The global threat in 1950? The atomic bomb. In 2020, an invisible pathogen for which there is no vaccine. The obvious difference is the fear of the unknown for the children of the atomic age, the potential for an attack, compared to those of the pandemic age, which involves managing risk related to an actual, measurable, transmissible threat. Today’s child’s ‘crisis curriculum’ — ostensibly less dramatic than crises of the past — involves social and personal hygiene, rather than bomb drills. Bombs and viruses are two very different things, but both have had effects on the children of the time, particularly, in their play.
A powerful part of play is the freedom to suspend reality (Occupational Therapists will be familiar with this concept in Anita Bundy’s Model of Playfulness). By suspending reality, children explore alternative narratives, counteracting the culture’s fatalism by becoming authors of their own, albeit imagined, stories.

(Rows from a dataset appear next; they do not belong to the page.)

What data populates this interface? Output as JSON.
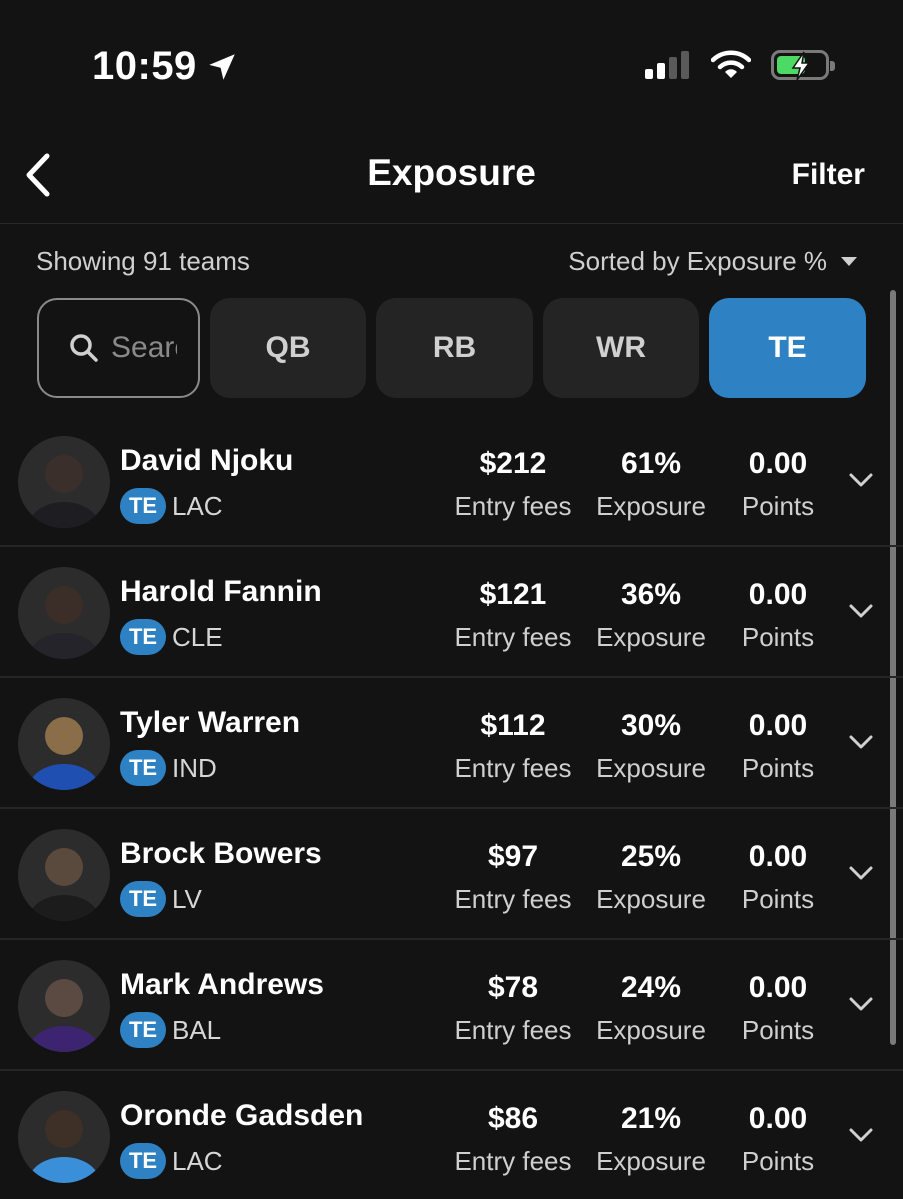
{
  "status_bar": {
    "time": "10:59"
  },
  "header": {
    "title": "Exposure",
    "filter_label": "Filter"
  },
  "summary": {
    "showing": "Showing 91 teams",
    "sort": "Sorted by Exposure %"
  },
  "search": {
    "placeholder": "Search"
  },
  "positions": [
    {
      "label": "QB",
      "active": false
    },
    {
      "label": "RB",
      "active": false
    },
    {
      "label": "WR",
      "active": false
    },
    {
      "label": "TE",
      "active": true
    }
  ],
  "labels": {
    "fees": "Entry fees",
    "exposure": "Exposure",
    "points": "Points"
  },
  "players": [
    {
      "name": "David Njoku",
      "position": "TE",
      "team": "LAC",
      "fees": "$212",
      "exposure": "61%",
      "points": "0.00",
      "avatar_color": "#3a2f2a"
    },
    {
      "name": "Harold Fannin",
      "position": "TE",
      "team": "CLE",
      "fees": "$121",
      "exposure": "36%",
      "points": "0.00",
      "avatar_color": "#3b2e28"
    },
    {
      "name": "Tyler Warren",
      "position": "TE",
      "team": "IND",
      "fees": "$112",
      "exposure": "30%",
      "points": "0.00",
      "avatar_color": "#8a6e4a"
    },
    {
      "name": "Brock Bowers",
      "position": "TE",
      "team": "LV",
      "fees": "$97",
      "exposure": "25%",
      "points": "0.00",
      "avatar_color": "#5a4a3e"
    },
    {
      "name": "Mark Andrews",
      "position": "TE",
      "team": "BAL",
      "fees": "$78",
      "exposure": "24%",
      "points": "0.00",
      "avatar_color": "#5b4a42"
    },
    {
      "name": "Oronde Gadsden",
      "position": "TE",
      "team": "LAC",
      "fees": "$86",
      "exposure": "21%",
      "points": "0.00",
      "avatar_color": "#3e2f27"
    }
  ]
}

This is how play provides a semblance of control in a chaotic world.
For Jewish children in the Vilna ghetto, the game “Jews and Gestapomen” saw Jews ‘shooting’ the Nazis with sticks representing rifles and emerging victorious against their oppressors. Though far less extreme, one can observe the notion of reality-suspension and authorship in the COVID-era child whose rendition of ‘Doctor-Doctor’ ends in the successful recovery of a loved one from the virus.
But what if the outcomes aren’t happy? What if the play involves rehearsals of violence or distressing conclusions? In the ghettos, Jewish children played ‘klepsi-klepsi’, enacting the cruel daily roll call when Nazi officers humiliated and physically abused inmates. The playground version involved blindfolding a player and having another hit them through the face. The player who was hit has to guess who did it. For the children incarcerated at Auschwitz, ‘Doctor-Doctor’ featured a physician requiring a bribe before treating the patient. Other grim games simulated the quotidian horrors children witnessed, from ‘seizing clothes from the dead’ to ‘blowing up bunkers’. Play of this kind is spine-chilling to the outside observer. The early play theorist Karl Groos advised parents not to leave children’s play entirely unsupervised. He believed that play should be initiated by adults, and that adults were responsible for monitoring the content of play and discouraging inappropriate games.
Today’s child has access to more mass-produced toys, electronics and games than ever before. Yet, despite the abundance of choice, our present circumstances necessitate that we set strict boundaries for play to prevent infection. The least we can do for COVID-era children is to leave them be and not interrupt play that explores difficult themes of isolation, fear, loss, change, enforced distance, illness, death. The alternative would be to deprive them of their natural language. Play, in its many forms, is a powerful crisis resource for children. Whether its content features the crisis directly in dramatic re-enactment or serves as a light-hearted distraction from stressful circumstances, play is an instinct that builds childhood resilience.